- **Your objective**:
Your answer should repeat every line of the records below in which the word "участок" appears.
##### Records to process
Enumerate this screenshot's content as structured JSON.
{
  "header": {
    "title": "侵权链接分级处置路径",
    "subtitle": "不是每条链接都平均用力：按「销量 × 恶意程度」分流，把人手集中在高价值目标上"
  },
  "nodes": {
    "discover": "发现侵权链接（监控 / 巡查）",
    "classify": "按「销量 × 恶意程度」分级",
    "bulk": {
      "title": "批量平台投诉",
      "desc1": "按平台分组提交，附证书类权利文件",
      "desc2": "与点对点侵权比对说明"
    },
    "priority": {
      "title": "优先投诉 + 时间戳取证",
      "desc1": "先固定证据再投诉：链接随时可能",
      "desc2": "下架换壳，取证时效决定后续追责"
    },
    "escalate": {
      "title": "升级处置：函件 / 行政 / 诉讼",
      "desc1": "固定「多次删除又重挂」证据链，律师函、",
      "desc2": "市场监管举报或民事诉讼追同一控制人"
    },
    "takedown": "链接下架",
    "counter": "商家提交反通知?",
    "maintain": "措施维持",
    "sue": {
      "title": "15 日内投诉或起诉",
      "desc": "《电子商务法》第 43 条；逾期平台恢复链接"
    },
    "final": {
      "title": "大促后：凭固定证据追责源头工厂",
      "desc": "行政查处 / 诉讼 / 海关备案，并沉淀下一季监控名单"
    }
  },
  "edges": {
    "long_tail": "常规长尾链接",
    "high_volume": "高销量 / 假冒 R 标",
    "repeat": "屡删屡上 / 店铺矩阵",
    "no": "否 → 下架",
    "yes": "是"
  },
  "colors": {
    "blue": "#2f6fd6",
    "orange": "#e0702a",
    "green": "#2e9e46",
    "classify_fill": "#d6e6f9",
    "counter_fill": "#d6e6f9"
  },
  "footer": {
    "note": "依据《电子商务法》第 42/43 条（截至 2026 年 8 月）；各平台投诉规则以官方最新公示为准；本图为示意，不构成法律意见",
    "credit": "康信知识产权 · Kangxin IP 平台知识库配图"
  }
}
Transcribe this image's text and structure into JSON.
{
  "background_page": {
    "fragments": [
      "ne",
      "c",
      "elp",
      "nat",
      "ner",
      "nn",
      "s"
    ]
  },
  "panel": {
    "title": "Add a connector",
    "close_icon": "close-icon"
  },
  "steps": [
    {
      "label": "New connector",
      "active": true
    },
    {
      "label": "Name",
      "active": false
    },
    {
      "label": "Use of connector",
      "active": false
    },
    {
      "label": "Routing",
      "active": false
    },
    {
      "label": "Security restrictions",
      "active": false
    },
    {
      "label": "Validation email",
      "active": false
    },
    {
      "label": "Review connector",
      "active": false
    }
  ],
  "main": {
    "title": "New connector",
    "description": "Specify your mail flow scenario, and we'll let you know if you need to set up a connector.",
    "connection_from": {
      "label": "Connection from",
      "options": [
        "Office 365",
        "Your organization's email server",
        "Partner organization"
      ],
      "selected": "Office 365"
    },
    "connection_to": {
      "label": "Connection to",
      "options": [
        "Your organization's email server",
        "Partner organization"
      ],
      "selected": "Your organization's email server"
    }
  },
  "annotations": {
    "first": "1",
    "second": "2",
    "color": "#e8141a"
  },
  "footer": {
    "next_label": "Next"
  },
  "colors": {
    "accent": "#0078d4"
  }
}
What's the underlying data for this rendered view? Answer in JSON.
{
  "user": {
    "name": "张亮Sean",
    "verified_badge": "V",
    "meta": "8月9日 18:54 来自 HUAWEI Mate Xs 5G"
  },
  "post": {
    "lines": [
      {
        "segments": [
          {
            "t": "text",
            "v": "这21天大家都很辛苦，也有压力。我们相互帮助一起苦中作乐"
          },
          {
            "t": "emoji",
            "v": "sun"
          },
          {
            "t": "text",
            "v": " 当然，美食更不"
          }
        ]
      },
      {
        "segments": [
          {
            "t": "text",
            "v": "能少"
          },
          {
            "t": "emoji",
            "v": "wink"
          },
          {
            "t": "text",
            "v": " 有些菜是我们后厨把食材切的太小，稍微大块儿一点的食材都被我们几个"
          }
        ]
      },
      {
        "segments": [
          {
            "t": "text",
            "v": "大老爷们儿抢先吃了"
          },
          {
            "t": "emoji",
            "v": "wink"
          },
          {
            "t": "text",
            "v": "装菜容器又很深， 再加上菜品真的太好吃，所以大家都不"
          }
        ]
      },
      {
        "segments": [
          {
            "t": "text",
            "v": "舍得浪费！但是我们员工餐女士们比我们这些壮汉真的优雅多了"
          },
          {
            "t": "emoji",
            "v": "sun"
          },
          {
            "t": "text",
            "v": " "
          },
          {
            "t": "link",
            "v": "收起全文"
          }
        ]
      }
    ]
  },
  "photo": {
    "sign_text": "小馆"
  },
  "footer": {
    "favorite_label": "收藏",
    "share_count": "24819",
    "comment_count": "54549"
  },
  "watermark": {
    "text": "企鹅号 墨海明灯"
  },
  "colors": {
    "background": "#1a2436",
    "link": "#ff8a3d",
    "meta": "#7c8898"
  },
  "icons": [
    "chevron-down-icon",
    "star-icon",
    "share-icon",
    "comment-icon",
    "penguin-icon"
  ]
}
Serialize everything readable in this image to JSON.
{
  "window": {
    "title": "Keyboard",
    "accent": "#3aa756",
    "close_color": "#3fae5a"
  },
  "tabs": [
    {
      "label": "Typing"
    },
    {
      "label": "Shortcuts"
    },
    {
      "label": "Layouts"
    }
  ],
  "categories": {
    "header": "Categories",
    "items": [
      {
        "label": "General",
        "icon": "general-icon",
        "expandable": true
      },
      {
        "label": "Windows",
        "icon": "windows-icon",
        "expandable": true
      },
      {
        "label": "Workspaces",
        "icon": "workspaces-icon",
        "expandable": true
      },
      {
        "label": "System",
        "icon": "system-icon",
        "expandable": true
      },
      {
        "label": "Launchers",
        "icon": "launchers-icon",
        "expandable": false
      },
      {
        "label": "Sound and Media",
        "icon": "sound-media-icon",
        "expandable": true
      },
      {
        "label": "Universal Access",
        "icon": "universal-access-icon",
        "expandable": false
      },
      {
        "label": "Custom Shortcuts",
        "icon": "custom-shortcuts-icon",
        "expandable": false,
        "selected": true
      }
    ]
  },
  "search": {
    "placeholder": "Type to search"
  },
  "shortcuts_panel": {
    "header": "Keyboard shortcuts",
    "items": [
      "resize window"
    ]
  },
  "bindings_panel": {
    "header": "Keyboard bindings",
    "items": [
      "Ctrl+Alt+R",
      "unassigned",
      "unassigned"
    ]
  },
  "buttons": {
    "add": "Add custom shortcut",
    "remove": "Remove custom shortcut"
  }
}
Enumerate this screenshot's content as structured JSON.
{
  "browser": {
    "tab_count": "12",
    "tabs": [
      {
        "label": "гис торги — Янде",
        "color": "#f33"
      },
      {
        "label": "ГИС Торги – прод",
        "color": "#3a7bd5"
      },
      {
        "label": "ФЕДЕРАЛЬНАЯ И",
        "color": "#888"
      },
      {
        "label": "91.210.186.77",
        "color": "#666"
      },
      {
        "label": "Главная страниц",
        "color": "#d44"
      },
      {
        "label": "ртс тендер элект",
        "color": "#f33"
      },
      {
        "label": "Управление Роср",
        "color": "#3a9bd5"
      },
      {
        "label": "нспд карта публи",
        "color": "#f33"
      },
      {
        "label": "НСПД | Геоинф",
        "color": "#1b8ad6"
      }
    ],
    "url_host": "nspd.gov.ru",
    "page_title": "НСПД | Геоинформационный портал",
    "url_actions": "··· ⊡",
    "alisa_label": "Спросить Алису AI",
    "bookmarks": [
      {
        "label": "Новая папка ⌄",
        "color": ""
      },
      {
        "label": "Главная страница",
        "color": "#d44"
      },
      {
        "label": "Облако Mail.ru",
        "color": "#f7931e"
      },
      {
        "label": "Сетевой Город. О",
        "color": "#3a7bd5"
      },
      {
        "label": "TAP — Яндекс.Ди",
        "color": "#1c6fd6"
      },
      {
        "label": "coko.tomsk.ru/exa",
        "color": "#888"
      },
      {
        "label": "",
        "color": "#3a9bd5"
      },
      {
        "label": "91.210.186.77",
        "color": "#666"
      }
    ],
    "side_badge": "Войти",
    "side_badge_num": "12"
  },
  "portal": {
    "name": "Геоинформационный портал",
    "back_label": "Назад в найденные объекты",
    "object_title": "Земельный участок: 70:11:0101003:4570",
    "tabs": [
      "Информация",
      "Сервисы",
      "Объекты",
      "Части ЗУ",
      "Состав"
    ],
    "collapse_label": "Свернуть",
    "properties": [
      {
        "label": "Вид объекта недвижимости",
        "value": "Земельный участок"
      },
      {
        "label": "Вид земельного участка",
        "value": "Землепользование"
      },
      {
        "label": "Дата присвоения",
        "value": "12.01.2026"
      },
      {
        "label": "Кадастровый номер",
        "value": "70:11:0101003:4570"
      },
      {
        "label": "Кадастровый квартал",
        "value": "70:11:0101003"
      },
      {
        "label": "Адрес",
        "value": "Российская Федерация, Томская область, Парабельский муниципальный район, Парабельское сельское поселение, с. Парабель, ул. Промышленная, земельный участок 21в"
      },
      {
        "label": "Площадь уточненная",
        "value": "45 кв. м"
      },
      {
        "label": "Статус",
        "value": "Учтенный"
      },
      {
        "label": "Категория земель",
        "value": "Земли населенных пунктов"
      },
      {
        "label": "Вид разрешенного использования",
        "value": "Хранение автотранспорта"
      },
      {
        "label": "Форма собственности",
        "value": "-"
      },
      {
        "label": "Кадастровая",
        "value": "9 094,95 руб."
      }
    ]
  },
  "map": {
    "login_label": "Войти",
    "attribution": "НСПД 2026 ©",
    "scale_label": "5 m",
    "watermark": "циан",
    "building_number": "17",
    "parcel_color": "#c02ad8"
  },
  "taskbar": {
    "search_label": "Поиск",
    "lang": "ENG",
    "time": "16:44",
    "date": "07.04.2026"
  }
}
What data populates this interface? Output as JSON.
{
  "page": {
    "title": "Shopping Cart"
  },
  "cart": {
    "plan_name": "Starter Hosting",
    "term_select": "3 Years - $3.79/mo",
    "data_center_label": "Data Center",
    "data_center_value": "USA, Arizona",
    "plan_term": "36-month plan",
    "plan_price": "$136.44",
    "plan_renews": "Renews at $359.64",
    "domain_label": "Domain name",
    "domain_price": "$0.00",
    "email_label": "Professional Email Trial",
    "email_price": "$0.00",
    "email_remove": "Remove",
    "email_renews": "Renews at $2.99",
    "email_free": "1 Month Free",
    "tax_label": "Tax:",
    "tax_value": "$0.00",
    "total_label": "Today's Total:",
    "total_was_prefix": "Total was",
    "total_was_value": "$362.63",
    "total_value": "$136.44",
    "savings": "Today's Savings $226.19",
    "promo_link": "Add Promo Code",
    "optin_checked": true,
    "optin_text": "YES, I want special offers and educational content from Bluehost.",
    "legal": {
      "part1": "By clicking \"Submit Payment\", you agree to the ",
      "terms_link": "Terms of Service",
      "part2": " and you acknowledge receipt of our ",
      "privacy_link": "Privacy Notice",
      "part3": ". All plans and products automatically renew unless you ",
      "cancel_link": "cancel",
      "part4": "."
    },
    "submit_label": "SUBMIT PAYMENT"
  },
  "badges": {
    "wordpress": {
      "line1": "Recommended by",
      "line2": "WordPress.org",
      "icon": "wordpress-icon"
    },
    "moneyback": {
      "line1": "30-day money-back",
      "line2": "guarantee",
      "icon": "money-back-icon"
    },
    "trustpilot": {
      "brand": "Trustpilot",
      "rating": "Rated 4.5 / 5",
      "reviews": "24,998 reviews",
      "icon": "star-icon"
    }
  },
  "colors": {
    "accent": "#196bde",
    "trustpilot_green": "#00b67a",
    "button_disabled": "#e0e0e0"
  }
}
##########
- **Answer space**:
    "object_title": "Земельный участок: 70:11:0101003:4570",
        "value": "Земельный участок"
        "value": "Российская Федерация, Томская область, Парабельский муниципальный район, Парабельское сельское поселение, с. Парабель, ул. Промышленная, земельный участок 21в"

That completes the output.